● **WORK TO BE COMPLETED**
Once the line holding "Enumerate this screenshot's" appears, repeat it and each line after it to the end of the data, exactly and with nothing else; pictures stay out.

====

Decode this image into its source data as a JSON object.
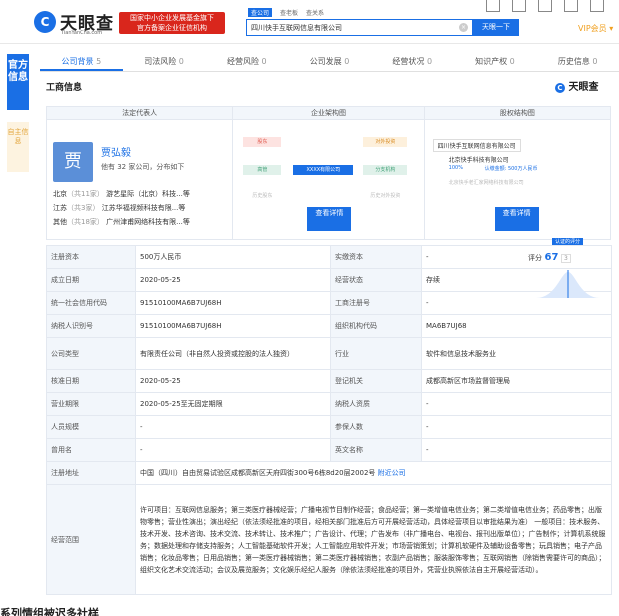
{
  "header": {
    "logo_char": "C",
    "logo_text": "天眼查",
    "logo_url": "TianYanCha.com",
    "gov_badge_line1": "国家中小企业发展基金旗下",
    "gov_badge_line2": "官方备案企业征信机构",
    "search_tabs": [
      "查公司",
      "查老板",
      "查关系"
    ],
    "search_value": "四川快手互联网信息有限公司",
    "search_button": "天眼一下",
    "vip_label": "VIP会员"
  },
  "side_tabs": {
    "official": "官方信息",
    "self": "自主信息"
  },
  "nav": [
    {
      "label": "公司背景",
      "count": "5"
    },
    {
      "label": "司法风险",
      "count": "0"
    },
    {
      "label": "经营风险",
      "count": "0"
    },
    {
      "label": "公司发展",
      "count": "0"
    },
    {
      "label": "经营状况",
      "count": "0"
    },
    {
      "label": "知识产权",
      "count": "0"
    },
    {
      "label": "历史信息",
      "count": "0"
    }
  ],
  "section_title": "工商信息",
  "brand_right": "天眼查",
  "panels": {
    "legal_rep_head": "法定代表人",
    "structure_head": "企业架构图",
    "equity_head": "股权结构图",
    "avatar_char": "贾",
    "legal_rep_name": "贾弘毅",
    "legal_rep_sub": "他有 32 家公司，分布如下",
    "legal_rep_rows": [
      {
        "region": "北京",
        "count": "（共11家）",
        "company": "游艺星际（北京）科技...等"
      },
      {
        "region": "江苏",
        "count": "（共3家）",
        "company": "江苏华福视频科技有限...等"
      },
      {
        "region": "其他",
        "count": "（共18家）",
        "company": "广州津甫网络科技有限...等"
      }
    ],
    "structure_nodes": {
      "shareholder": "股东",
      "executive": "高管",
      "history": "历史股东",
      "center": "XXXX有限公司",
      "invest": "对外投资",
      "branch": "分支机构",
      "history_invest": "历史对外投资"
    },
    "equity_root": "四川快手互联网信息有限公司",
    "equity_holder": "北京快手科技有限公司",
    "equity_ratio": "100%",
    "equity_capital": "认缴金额: 500万人民币",
    "equity_parent": "北京快手老汇家网络科技有限公司",
    "view_label": "查看详情"
  },
  "rating": {
    "label": "评分",
    "score": "67",
    "sub": "3",
    "badge": "认证的评分"
  },
  "table": [
    [
      "注册资本",
      "500万人民币",
      "实缴资本",
      "-"
    ],
    [
      "成立日期",
      "2020-05-25",
      "经营状态",
      "存续"
    ],
    [
      "统一社会信用代码",
      "91510100MA6B7UJ68H",
      "工商注册号",
      "-"
    ],
    [
      "纳税人识别号",
      "91510100MA6B7UJ68H",
      "组织机构代码",
      "MA6B7UJ68"
    ],
    [
      "公司类型",
      "有限责任公司（非自然人投资或控股的法人独资）",
      "行业",
      "软件和信息技术服务业"
    ],
    [
      "核准日期",
      "2020-05-25",
      "登记机关",
      "成都高新区市场监督管理局"
    ],
    [
      "营业期限",
      "2020-05-25至无固定期限",
      "纳税人资质",
      "-"
    ],
    [
      "人员规模",
      "-",
      "参保人数",
      "-"
    ],
    [
      "曾用名",
      "-",
      "英文名称",
      "-"
    ]
  ],
  "address_label": "注册地址",
  "address_value": "中国（四川）自由贸易试验区成都高新区天府四街300号6栋8d20层2002号",
  "address_link": "附近公司",
  "scope_label": "经营范围",
  "scope_value": "许可项目：互联网信息服务；第三类医疗器械经营；广播电视节目制作经营；食品经营；第一类增值电信业务；第二类增值电信业务；药品零售；出版物零售；营业性演出；演出经纪（依法须经批准的项目，经相关部门批准后方可开展经营活动，具体经营项目以审批结果为准） 一般项目：技术服务、技术开发、技术咨询、技术交流、技术转让、技术推广；广告设计、代理；广告发布（非广播电台、电视台、报刊出版单位）；广告制作；计算机系统服务；数据处理和存储支持服务；人工智能基础软件开发；人工智能应用软件开发；市场营销策划；计算机软硬件及辅助设备零售；玩具销售；电子产品销售；化妆品零售；日用品销售；第一类医疗器械销售；第二类医疗器械销售；农副产品销售；服装服饰零售；互联网销售（除销售需要许可的商品）；组织文化艺术交流活动；会议及展览服务；文化娱乐经纪人服务（除依法须经批准的项目外，凭营业执照依法自主开展经营活动）。",
  "bottom_text": "系列情组被迟多社样"
}
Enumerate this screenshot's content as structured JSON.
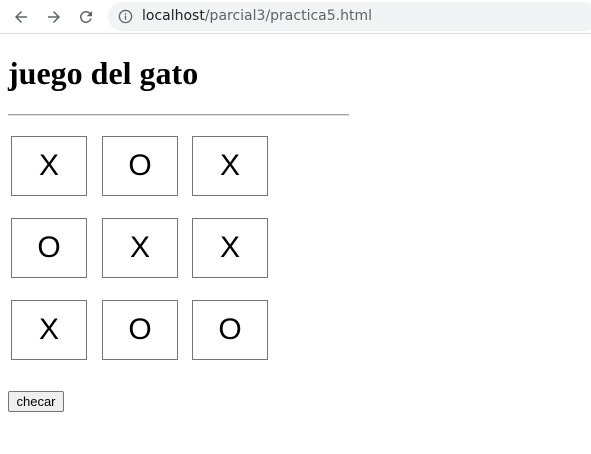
{
  "browser": {
    "url_host": "localhost",
    "url_path": "/parcial3/practica5.html"
  },
  "page": {
    "title": "juego del gato",
    "board": [
      [
        "X",
        "O",
        "X"
      ],
      [
        "O",
        "X",
        "X"
      ],
      [
        "X",
        "O",
        "O"
      ]
    ],
    "check_button_label": "checar"
  }
}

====

● **RESULT FOR THIS TASK**
Enumerate this screenshot's content as structured JSON.
{
  "browser": {
    "url_host": "localhost",
    "url_path": "/parcial3/practica5.html"
  },
  "page": {
    "title": "juego del gato",
    "board": [
      [
        "X",
        "O",
        "X"
      ],
      [
        "O",
        "X",
        "X"
      ],
      [
        "X",
        "O",
        "O"
      ]
    ],
    "check_button_label": "checar"
  }
}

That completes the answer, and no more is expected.